Top of The data

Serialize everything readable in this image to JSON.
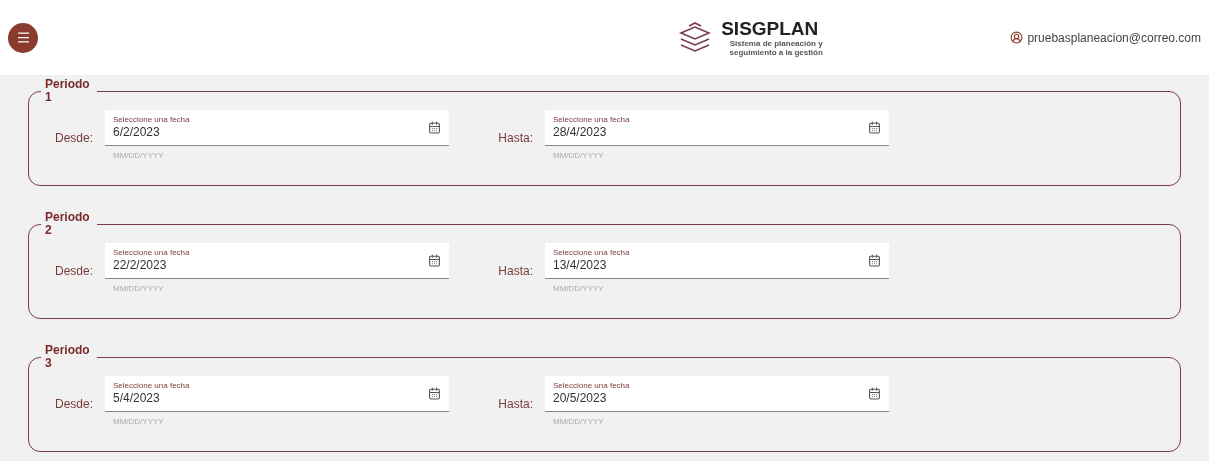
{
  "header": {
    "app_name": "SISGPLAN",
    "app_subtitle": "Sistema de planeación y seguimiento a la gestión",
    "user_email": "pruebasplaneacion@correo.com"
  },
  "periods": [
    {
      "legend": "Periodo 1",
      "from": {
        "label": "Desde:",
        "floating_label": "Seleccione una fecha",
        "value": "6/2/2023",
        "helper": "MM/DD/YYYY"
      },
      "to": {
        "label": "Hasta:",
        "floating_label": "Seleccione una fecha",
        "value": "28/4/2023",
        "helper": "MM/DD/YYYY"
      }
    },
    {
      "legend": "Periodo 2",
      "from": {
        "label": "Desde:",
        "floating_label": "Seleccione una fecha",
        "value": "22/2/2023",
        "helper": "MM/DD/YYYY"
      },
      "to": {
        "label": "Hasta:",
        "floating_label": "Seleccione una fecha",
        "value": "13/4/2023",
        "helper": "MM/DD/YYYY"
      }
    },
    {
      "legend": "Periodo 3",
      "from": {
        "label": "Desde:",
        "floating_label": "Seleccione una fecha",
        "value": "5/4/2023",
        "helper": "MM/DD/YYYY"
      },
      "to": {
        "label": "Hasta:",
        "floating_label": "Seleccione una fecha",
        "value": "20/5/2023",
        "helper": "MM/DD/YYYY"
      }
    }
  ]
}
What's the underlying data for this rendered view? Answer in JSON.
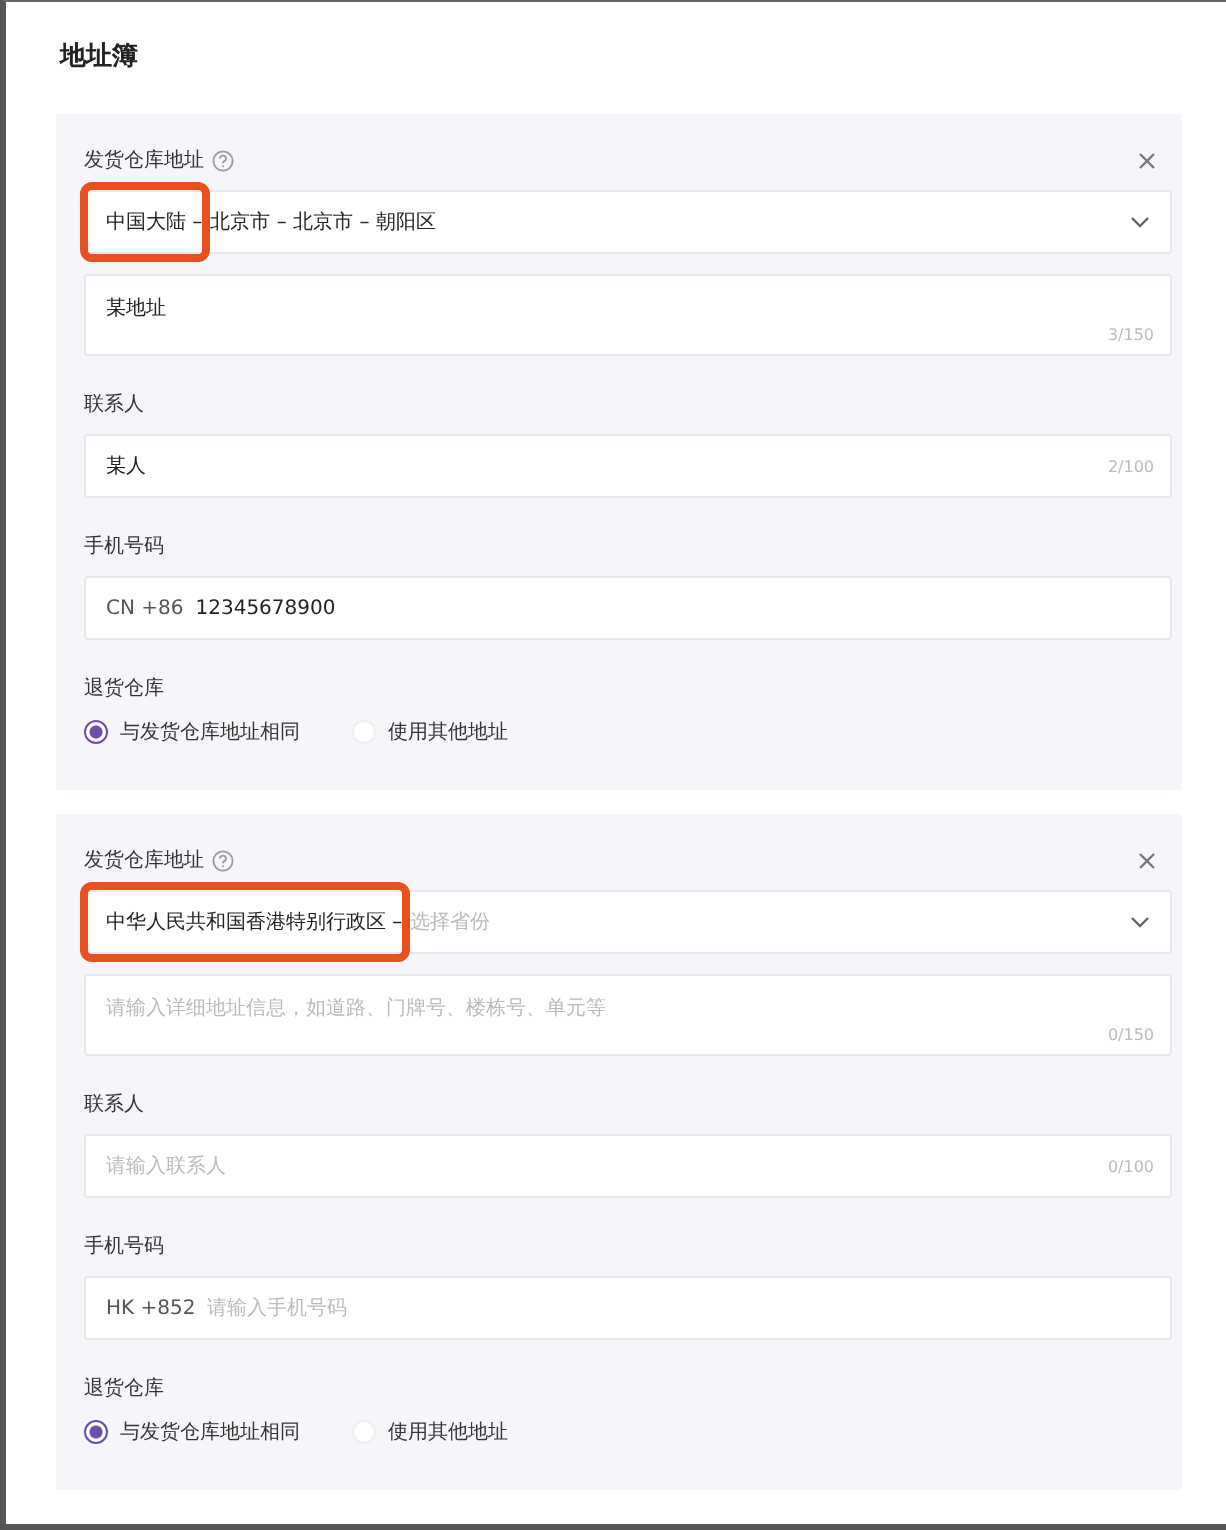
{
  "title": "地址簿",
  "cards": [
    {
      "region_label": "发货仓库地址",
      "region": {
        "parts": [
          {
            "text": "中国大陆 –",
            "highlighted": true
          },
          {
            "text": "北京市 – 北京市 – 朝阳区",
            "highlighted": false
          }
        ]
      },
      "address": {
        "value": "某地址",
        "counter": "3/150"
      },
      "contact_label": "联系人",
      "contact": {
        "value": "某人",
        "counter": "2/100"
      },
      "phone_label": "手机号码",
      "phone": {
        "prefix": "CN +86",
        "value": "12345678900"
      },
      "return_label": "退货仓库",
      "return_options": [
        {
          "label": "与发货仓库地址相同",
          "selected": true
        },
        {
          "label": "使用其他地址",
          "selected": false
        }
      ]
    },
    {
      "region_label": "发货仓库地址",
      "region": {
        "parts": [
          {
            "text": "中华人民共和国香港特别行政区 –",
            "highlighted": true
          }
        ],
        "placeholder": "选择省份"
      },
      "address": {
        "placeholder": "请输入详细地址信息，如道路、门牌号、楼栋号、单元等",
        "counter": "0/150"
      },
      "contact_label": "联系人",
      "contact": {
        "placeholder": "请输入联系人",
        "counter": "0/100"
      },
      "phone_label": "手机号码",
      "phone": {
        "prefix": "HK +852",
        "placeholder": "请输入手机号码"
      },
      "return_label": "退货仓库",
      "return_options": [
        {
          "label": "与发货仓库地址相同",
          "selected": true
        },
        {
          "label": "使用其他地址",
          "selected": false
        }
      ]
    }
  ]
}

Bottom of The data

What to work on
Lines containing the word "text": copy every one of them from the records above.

Solution to this exercise
            "text": "中国大陆 –",
            "text": "北京市 – 北京市 – 朝阳区",
            "text": "中华人民共和国香港特别行政区 –",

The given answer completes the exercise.